AMA Takes a Stand: Physicians NOT to be Involved in Interrogation of Prisoners
I have previously posted about the ethical issues related to physicians’ conflict of interest by “wearing two hats”. Currently in the news is the issue of physicians who are involved in caring for those imprisoned in Guantanamo Bay by the U.S.Government. The basic requirement to preserve the ethics of the profession of medicine is that physicians must not engage in interrogation or contribute to the interrogation of prisoners.
Matthew K. Wynia, MD, MPH, FACP, Director, The Institute for Ethics at the American Medical Association has provided me and other subscribers to a bioethics listserv the following policy, developed and recommended by American Medical Association (AMA) Council on Ethical and Judicial Affairs and which was adopted yesterday by the American Medical Association, regarding physicians and interrogation. The AMA now has officially taken a stand, which is similar to that of the World Medical Association and the American Psychiatric Association. ..Maurice.
For this report, we define interrogation as questioning related to law
enforcement or to military and national security intelligence gathering,
designed to prevent harm or danger to individuals, the public, or national
security. Interrogations are distinct from questioning used by physicians to
assess the physical or mental condition of an individual. To be appropriate,
interrogations must avoid the use of coercion-that is, threatening or causing
harm through physical injury or mental suffering.
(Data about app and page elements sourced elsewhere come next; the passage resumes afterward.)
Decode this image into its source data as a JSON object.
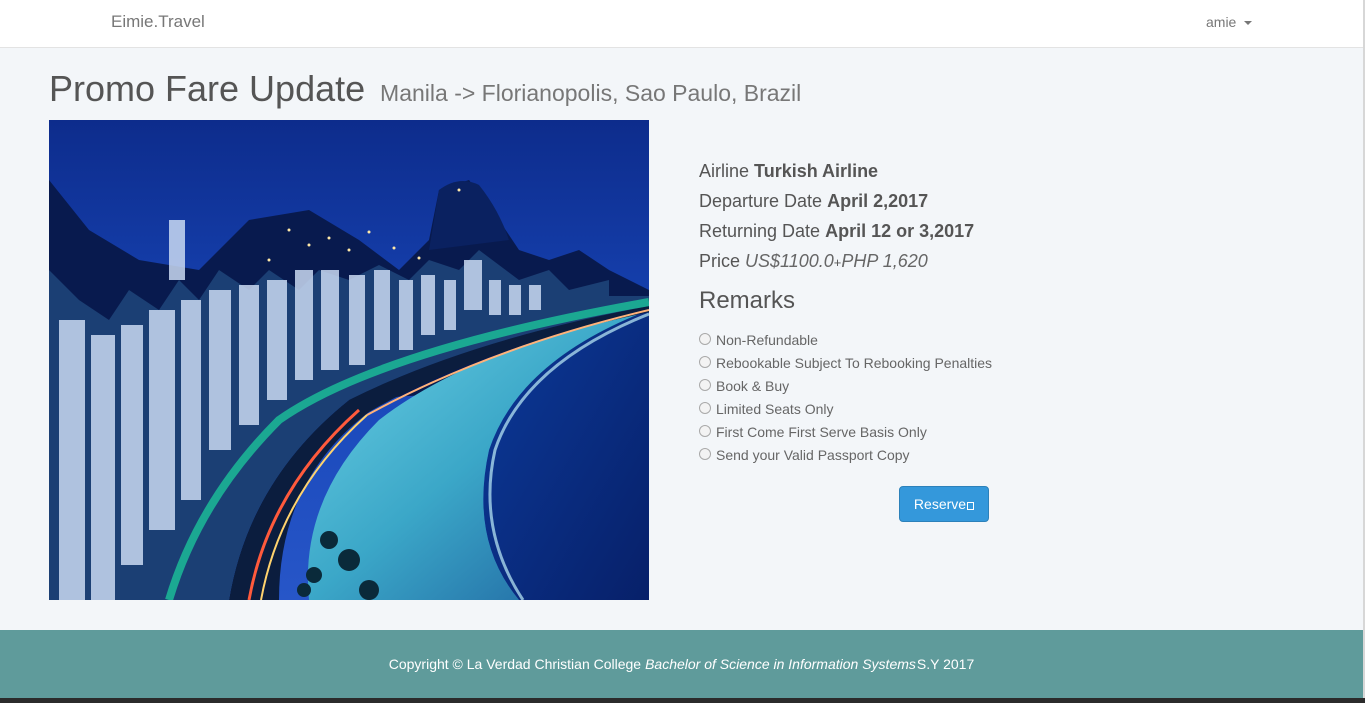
{
  "navbar": {
    "brand": "Eimie.Travel",
    "user": "amie"
  },
  "page": {
    "title": "Promo Fare Update",
    "route": "Manila -> Florianopolis, Sao Paulo, Brazil"
  },
  "details": {
    "airline_label": "Airline",
    "airline_value": "Turkish Airline",
    "departure_label": "Departure Date",
    "departure_value": "April 2,2017",
    "returning_label": "Returning Date",
    "returning_value": "April 12 or 3,2017",
    "price_label": "Price",
    "price_usd": "US$1100.0",
    "price_plus": "+",
    "price_php": "PHP 1,620"
  },
  "remarks": {
    "title": "Remarks",
    "items": [
      "Non-Refundable",
      "Rebookable Subject To Rebooking Penalties",
      "Book & Buy",
      "Limited Seats Only",
      "First Come First Serve Basis Only",
      "Send your Valid Passport Copy"
    ]
  },
  "reserve": {
    "label": "Reserve"
  },
  "footer": {
    "copyright": "Copyright © La Verdad Christian College",
    "program": "Bachelor of Science in Information Systems",
    "year": "S.Y 2017"
  },
  "colors": {
    "accent": "#3498db",
    "footer": "#5f9b9b",
    "background": "#f3f6f9"
  },
  "icons": {
    "user_menu": "caret-down-icon",
    "reserve": "unknown-glyph-icon"
  }
}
We define a "detainee" as a
criminal suspect, prisoner of war, or any other individual who is being held
involuntarily by legitimate authorities.
Physicians who engage in any activity that relies on their medical knowledge and
skills must continue to uphold ethical principles. Questions about the
propriety of physician participation in interrogations and in the development of
interrogation strategies may be addressed by balancing obligations to
individuals with obligations to protect third parties and the public. The
further removed the physician is from direct involvement with a detainee, the
more justifiable is a role serving the public interest. Applying this general
approach, physician involvement with interrogations during law enforcement or
intelligence gathering should be guided by the following:
(1) Physicians may perform physical and mental assessments of detainees to
determine the need for and to provide medical care. When so doing, physicians
must disclose to the detainee the extent to which others have access to
information included in medical records. Treatment must never be conditional on
a patient's participation in an interrogation.
(2) Physicians must neither conduct nor directly participate in an
interrogation, because a role as physician-interrogator undermines the
physician's role as healer and thereby erodes trust in the individual
physician-interrogator and in the medical profession.
(3) Physicians must not monitor interrogations with the intention of intervening
in the process, because this constitutes direct participation in interrogation.
(4) Physicians may participate in developing effective interrogation strategies
for general training purposes. These strategies must not threaten or cause
physical injury or mental suffering and must be humane and respect the rights of
(5) When physicians have reason to believe that interrogations are coercive,
they must report their observations to the appropriate authorities. If
authorities are aware of coercive interrogations but have not intervened,
physicians are ethically obligated to report the offenses to independent
authorities that have the power to investigate or adjudicate such allegations.